▶ **Work item**
When you print the records below, keep every word exact and leave out the images.

(Dataset rows describing interfaces)
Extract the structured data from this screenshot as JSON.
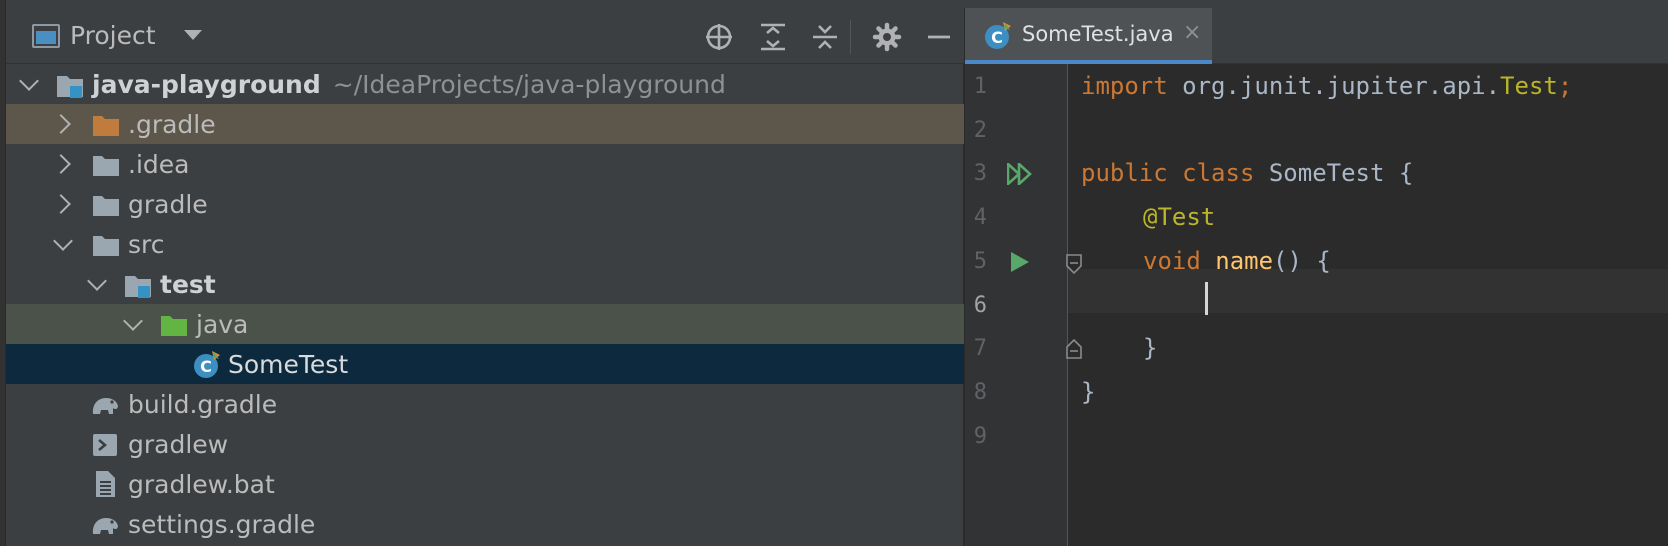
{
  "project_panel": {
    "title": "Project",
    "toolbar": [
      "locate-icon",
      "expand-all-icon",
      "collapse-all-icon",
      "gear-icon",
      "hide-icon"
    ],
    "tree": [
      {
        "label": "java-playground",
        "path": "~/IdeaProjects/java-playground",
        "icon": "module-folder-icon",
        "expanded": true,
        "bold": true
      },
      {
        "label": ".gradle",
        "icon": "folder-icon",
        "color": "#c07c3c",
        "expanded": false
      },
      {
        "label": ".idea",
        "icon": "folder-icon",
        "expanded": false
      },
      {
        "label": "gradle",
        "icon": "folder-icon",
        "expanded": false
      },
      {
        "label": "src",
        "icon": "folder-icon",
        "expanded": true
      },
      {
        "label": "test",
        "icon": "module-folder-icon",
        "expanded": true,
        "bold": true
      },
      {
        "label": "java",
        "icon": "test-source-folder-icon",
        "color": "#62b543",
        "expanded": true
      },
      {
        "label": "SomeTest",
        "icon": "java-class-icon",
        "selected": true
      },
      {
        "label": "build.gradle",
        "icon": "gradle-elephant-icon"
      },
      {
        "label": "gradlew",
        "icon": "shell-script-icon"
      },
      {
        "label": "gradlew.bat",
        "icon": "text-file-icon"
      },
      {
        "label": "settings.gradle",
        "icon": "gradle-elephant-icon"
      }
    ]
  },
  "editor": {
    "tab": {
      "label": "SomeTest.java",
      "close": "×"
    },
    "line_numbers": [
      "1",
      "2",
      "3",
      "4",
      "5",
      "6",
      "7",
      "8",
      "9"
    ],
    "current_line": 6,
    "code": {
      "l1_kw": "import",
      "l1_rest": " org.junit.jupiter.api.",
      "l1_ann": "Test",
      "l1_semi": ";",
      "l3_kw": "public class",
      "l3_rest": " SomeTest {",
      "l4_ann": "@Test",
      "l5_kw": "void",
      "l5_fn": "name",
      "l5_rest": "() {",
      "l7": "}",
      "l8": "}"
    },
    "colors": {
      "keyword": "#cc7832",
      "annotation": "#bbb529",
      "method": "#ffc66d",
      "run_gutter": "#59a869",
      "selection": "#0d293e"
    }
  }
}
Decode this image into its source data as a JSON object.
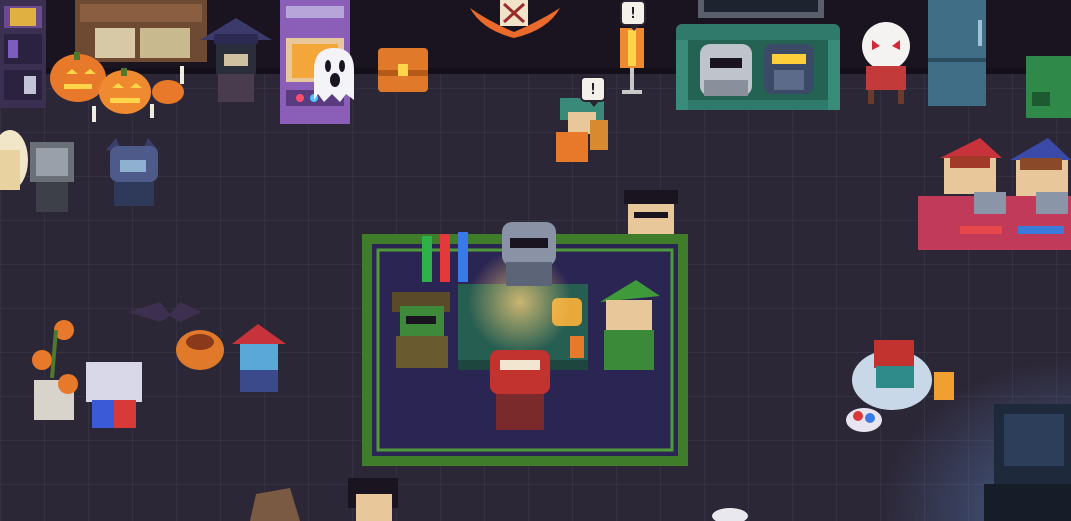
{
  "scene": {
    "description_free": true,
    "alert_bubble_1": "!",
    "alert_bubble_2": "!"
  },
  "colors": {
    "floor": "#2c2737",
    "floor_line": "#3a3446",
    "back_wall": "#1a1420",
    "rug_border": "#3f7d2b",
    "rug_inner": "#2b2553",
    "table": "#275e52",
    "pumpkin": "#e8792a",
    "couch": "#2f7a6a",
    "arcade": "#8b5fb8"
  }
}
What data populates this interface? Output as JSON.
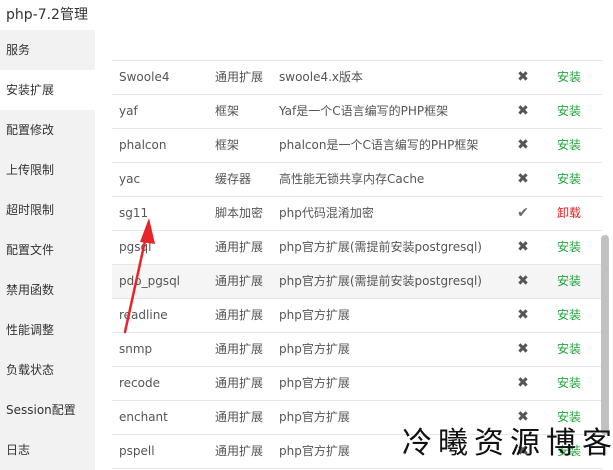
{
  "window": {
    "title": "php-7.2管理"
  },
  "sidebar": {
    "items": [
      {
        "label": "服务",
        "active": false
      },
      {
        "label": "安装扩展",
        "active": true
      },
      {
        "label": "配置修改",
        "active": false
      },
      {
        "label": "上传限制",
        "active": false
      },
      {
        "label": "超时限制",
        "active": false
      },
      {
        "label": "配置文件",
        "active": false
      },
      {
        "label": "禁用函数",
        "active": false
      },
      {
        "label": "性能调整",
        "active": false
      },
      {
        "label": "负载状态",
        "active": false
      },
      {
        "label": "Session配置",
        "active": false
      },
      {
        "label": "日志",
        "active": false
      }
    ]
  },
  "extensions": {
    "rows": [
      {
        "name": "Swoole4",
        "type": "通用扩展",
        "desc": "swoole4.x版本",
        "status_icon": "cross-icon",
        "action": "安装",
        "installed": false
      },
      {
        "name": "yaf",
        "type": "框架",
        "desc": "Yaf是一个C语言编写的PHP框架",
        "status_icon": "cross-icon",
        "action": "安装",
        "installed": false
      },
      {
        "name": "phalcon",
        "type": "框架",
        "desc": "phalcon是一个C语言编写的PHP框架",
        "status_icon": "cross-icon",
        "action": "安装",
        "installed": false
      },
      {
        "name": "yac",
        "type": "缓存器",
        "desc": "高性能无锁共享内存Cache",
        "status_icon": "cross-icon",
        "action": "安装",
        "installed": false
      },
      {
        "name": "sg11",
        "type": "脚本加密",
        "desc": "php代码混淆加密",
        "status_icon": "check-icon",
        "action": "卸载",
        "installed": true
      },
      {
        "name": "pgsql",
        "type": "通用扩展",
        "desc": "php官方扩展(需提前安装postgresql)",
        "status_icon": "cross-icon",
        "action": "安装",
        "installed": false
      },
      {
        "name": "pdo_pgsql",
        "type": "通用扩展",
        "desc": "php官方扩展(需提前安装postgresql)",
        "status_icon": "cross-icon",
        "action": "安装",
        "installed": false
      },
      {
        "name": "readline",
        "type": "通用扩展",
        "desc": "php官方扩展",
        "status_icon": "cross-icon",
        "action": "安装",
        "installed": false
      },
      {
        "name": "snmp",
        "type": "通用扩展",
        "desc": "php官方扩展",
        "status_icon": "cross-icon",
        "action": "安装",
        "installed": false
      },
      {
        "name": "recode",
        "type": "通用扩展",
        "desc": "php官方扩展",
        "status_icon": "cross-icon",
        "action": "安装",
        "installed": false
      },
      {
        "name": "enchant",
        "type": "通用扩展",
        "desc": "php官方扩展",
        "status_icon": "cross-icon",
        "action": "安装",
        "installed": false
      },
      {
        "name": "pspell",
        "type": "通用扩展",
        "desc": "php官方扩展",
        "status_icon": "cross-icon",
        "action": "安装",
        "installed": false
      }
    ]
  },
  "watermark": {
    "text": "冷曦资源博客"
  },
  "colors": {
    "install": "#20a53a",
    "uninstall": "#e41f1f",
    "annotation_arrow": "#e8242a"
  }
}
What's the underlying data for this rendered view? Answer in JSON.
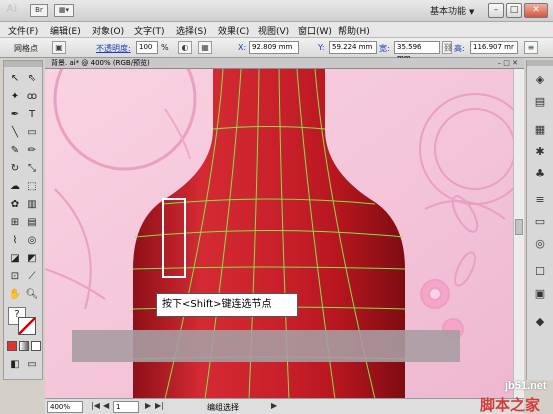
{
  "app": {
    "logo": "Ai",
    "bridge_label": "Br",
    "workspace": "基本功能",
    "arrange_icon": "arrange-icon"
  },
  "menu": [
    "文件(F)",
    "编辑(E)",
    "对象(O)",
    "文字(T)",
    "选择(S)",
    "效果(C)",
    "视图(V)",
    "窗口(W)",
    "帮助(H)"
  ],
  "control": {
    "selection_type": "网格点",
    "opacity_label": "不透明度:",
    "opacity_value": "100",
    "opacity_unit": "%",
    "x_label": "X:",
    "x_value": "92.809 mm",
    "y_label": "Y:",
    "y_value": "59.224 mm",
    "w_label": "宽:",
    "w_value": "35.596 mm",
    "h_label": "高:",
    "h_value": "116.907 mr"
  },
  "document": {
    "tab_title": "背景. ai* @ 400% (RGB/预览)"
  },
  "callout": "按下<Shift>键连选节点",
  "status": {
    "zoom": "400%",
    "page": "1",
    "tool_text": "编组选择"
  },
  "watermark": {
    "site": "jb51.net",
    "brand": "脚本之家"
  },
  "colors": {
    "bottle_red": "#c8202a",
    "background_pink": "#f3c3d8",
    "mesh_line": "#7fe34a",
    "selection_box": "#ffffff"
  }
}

▶ **Solved exercise**
Extract the structured data from this screenshot as JSON.
{
  "project_panel": {
    "title": "Project",
    "toolbar": [
      "locate-icon",
      "expand-all-icon",
      "collapse-all-icon",
      "gear-icon",
      "hide-icon"
    ],
    "tree": [
      {
        "label": "java-playground",
        "path": "~/IdeaProjects/java-playground",
        "icon": "module-folder-icon",
        "expanded": true,
        "bold": true
      },
      {
        "label": ".gradle",
        "icon": "folder-icon",
        "color": "#c07c3c",
        "expanded": false
      },
      {
        "label": ".idea",
        "icon": "folder-icon",
        "expanded": false
      },
      {
        "label": "gradle",
        "icon": "folder-icon",
        "expanded": false
      },
      {
        "label": "src",
        "icon": "folder-icon",
        "expanded": true
      },
      {
        "label": "test",
        "icon": "module-folder-icon",
        "expanded": true,
        "bold": true
      },
      {
        "label": "java",
        "icon": "test-source-folder-icon",
        "color": "#62b543",
        "expanded": true
      },
      {
        "label": "SomeTest",
        "icon": "java-class-icon",
        "selected": true
      },
      {
        "label": "build.gradle",
        "icon": "gradle-elephant-icon"
      },
      {
        "label": "gradlew",
        "icon": "shell-script-icon"
      },
      {
        "label": "gradlew.bat",
        "icon": "text-file-icon"
      },
      {
        "label": "settings.gradle",
        "icon": "gradle-elephant-icon"
      }
    ]
  },
  "editor": {
    "tab": {
      "label": "SomeTest.java",
      "close": "×"
    },
    "line_numbers": [
      "1",
      "2",
      "3",
      "4",
      "5",
      "6",
      "7",
      "8",
      "9"
    ],
    "current_line": 6,
    "code": {
      "l1_kw": "import",
      "l1_rest": " org.junit.jupiter.api.",
      "l1_ann": "Test",
      "l1_semi": ";",
      "l3_kw": "public class",
      "l3_rest": " SomeTest {",
      "l4_ann": "@Test",
      "l5_kw": "void",
      "l5_fn": "name",
      "l5_rest": "() {",
      "l7": "}",
      "l8": "}"
    },
    "colors": {
      "keyword": "#cc7832",
      "annotation": "#bbb529",
      "method": "#ffc66d",
      "run_gutter": "#59a869",
      "selection": "#0d293e"
    }
  }
}
Decode this image into its source data as a JSON object.
{
  "scene": {
    "description_free": true,
    "alert_bubble_1": "!",
    "alert_bubble_2": "!"
  },
  "colors": {
    "floor": "#2c2737",
    "floor_line": "#3a3446",
    "back_wall": "#1a1420",
    "rug_border": "#3f7d2b",
    "rug_inner": "#2b2553",
    "table": "#275e52",
    "pumpkin": "#e8792a",
    "couch": "#2f7a6a",
    "arcade": "#8b5fb8"
  }
}
What data populates this interface? Output as JSON.
{
  "window": {
    "title": "php-7.2管理"
  },
  "sidebar": {
    "items": [
      {
        "label": "服务",
        "active": false
      },
      {
        "label": "安装扩展",
        "active": true
      },
      {
        "label": "配置修改",
        "active": false
      },
      {
        "label": "上传限制",
        "active": false
      },
      {
        "label": "超时限制",
        "active": false
      },
      {
        "label": "配置文件",
        "active": false
      },
      {
        "label": "禁用函数",
        "active": false
      },
      {
        "label": "性能调整",
        "active": false
      },
      {
        "label": "负载状态",
        "active": false
      },
      {
        "label": "Session配置",
        "active": false
      },
      {
        "label": "日志",
        "active": false
      }
    ]
  },
  "extensions": {
    "rows": [
      {
        "name": "Swoole4",
        "type": "通用扩展",
        "desc": "swoole4.x版本",
        "status_icon": "cross-icon",
        "action": "安装",
        "installed": false
      },
      {
        "name": "yaf",
        "type": "框架",
        "desc": "Yaf是一个C语言编写的PHP框架",
        "status_icon": "cross-icon",
        "action": "安装",
        "installed": false
      },
      {
        "name": "phalcon",
        "type": "框架",
        "desc": "phalcon是一个C语言编写的PHP框架",
        "status_icon": "cross-icon",
        "action": "安装",
        "installed": false
      },
      {
        "name": "yac",
        "type": "缓存器",
        "desc": "高性能无锁共享内存Cache",
        "status_icon": "cross-icon",
        "action": "安装",
        "installed": false
      },
      {
        "name": "sg11",
        "type": "脚本加密",
        "desc": "php代码混淆加密",
        "status_icon": "check-icon",
        "action": "卸载",
        "installed": true
      },
      {
        "name": "pgsql",
        "type": "通用扩展",
        "desc": "php官方扩展(需提前安装postgresql)",
        "status_icon": "cross-icon",
        "action": "安装",
        "installed": false
      },
      {
        "name": "pdo_pgsql",
        "type": "通用扩展",
        "desc": "php官方扩展(需提前安装postgresql)",
        "status_icon": "cross-icon",
        "action": "安装",
        "installed": false
      },
      {
        "name": "readline",
        "type": "通用扩展",
        "desc": "php官方扩展",
        "status_icon": "cross-icon",
        "action": "安装",
        "installed": false
      },
      {
        "name": "snmp",
        "type": "通用扩展",
        "desc": "php官方扩展",
        "status_icon": "cross-icon",
        "action": "安装",
        "installed": false
      },
      {
        "name": "recode",
        "type": "通用扩展",
        "desc": "php官方扩展",
        "status_icon": "cross-icon",
        "action": "安装",
        "installed": false
      },
      {
        "name": "enchant",
        "type": "通用扩展",
        "desc": "php官方扩展",
        "status_icon": "cross-icon",
        "action": "安装",
        "installed": false
      },
      {
        "name": "pspell",
        "type": "通用扩展",
        "desc": "php官方扩展",
        "status_icon": "cross-icon",
        "action": "安装",
        "installed": false
      }
    ]
  },
  "watermark": {
    "text": "冷曦资源博客"
  },
  "colors": {
    "install": "#20a53a",
    "uninstall": "#e41f1f",
    "annotation_arrow": "#e8242a"
  }
}
What's the underlying data for this rendered view? Answer in JSON.
{
  "app": {
    "logo": "Ai",
    "bridge_label": "Br",
    "workspace": "基本功能",
    "arrange_icon": "arrange-icon"
  },
  "menu": [
    "文件(F)",
    "编辑(E)",
    "对象(O)",
    "文字(T)",
    "选择(S)",
    "效果(C)",
    "视图(V)",
    "窗口(W)",
    "帮助(H)"
  ],
  "control": {
    "selection_type": "网格点",
    "opacity_label": "不透明度:",
    "opacity_value": "100",
    "opacity_unit": "%",
    "x_label": "X:",
    "x_value": "92.809 mm",
    "y_label": "Y:",
    "y_value": "59.224 mm",
    "w_label": "宽:",
    "w_value": "35.596 mm",
    "h_label": "高:",
    "h_value": "116.907 mr"
  },
  "document": {
    "tab_title": "背景. ai* @ 400% (RGB/预览)"
  },
  "callout": "按下<Shift>键连选节点",
  "status": {
    "zoom": "400%",
    "page": "1",
    "tool_text": "编组选择"
  },
  "watermark": {
    "site": "jb51.net",
    "brand": "脚本之家"
  },
  "colors": {
    "bottle_red": "#c8202a",
    "background_pink": "#f3c3d8",
    "mesh_line": "#7fe34a",
    "selection_box": "#ffffff"
  }
}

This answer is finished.